Icelandic whale hunters have brought in their first big catches of the season, two fin whales weighing around 35 tonnes each, an AFP photographer witnessed Friday.
The boat, Hvalur 9, arrived overnight Thursday to Friday at the port of Akranes, 20 kilometres (12 miles) north of capital Reykjavik, towing the bodies of the 20 metre (65 foot) long mammals.
The huge whales were swiftly carved up to separate the blubber from the meat, and a piece of meat was tasted by an inspector to check the quality.
Environmental campaign group Greenpeace condemned the catch, saying Iceland would pay a high price for continuing the controversial practice.
"What little profit (the whaler) may take from this fin whale hunt will come at a great cost to Iceland - economically and politically," warned Sara Holden, Greenpeace International's whale campaign coordinator.
Iceland's whaling season opened on May 26, amid fierce opposition from environmental groups angered by a sharp rise in quotas this year.
Iceland increased its quota to 100 minke whales and 150 fin whales, from a quota of 40 minke whales and nine fin whales last year.
Many species of whales are now endangered and hunting of the marine mammal was officially banned with a moratorium in 1986.
Iceland and Norway are the only two countries in the world that now authorise commercial whaling.
Iceland withdrew from the moratorium in 2006, and Norway in 1993, triggering an international outcry on both occasions.

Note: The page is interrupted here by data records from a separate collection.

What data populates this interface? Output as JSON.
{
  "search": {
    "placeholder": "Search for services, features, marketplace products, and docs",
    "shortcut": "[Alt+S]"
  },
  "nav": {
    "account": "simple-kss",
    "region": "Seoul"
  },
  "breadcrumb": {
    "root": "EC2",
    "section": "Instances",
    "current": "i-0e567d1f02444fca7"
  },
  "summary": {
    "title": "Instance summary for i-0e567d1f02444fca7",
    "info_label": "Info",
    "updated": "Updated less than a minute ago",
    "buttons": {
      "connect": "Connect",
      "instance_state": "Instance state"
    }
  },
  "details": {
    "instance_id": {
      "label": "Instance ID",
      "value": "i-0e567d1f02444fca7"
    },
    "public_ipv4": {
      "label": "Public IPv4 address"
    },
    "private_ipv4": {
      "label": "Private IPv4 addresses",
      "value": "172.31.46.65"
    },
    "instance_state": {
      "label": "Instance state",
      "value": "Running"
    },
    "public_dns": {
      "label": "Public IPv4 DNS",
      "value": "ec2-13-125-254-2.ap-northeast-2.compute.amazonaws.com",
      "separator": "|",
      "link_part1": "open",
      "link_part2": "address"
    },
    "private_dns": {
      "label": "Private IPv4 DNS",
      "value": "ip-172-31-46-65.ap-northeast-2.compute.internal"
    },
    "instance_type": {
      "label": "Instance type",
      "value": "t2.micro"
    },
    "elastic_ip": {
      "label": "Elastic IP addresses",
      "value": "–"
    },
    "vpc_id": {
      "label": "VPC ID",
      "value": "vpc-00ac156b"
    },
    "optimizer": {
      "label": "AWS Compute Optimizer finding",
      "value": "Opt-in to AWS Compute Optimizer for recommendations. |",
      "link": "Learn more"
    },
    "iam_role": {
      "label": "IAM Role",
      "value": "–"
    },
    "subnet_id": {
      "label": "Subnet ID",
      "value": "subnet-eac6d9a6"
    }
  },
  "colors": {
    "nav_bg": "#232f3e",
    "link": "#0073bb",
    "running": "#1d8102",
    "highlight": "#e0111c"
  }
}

Japan officially allows whaling for scientific purposes, but the meat is then sold to restaurants and supermarkets.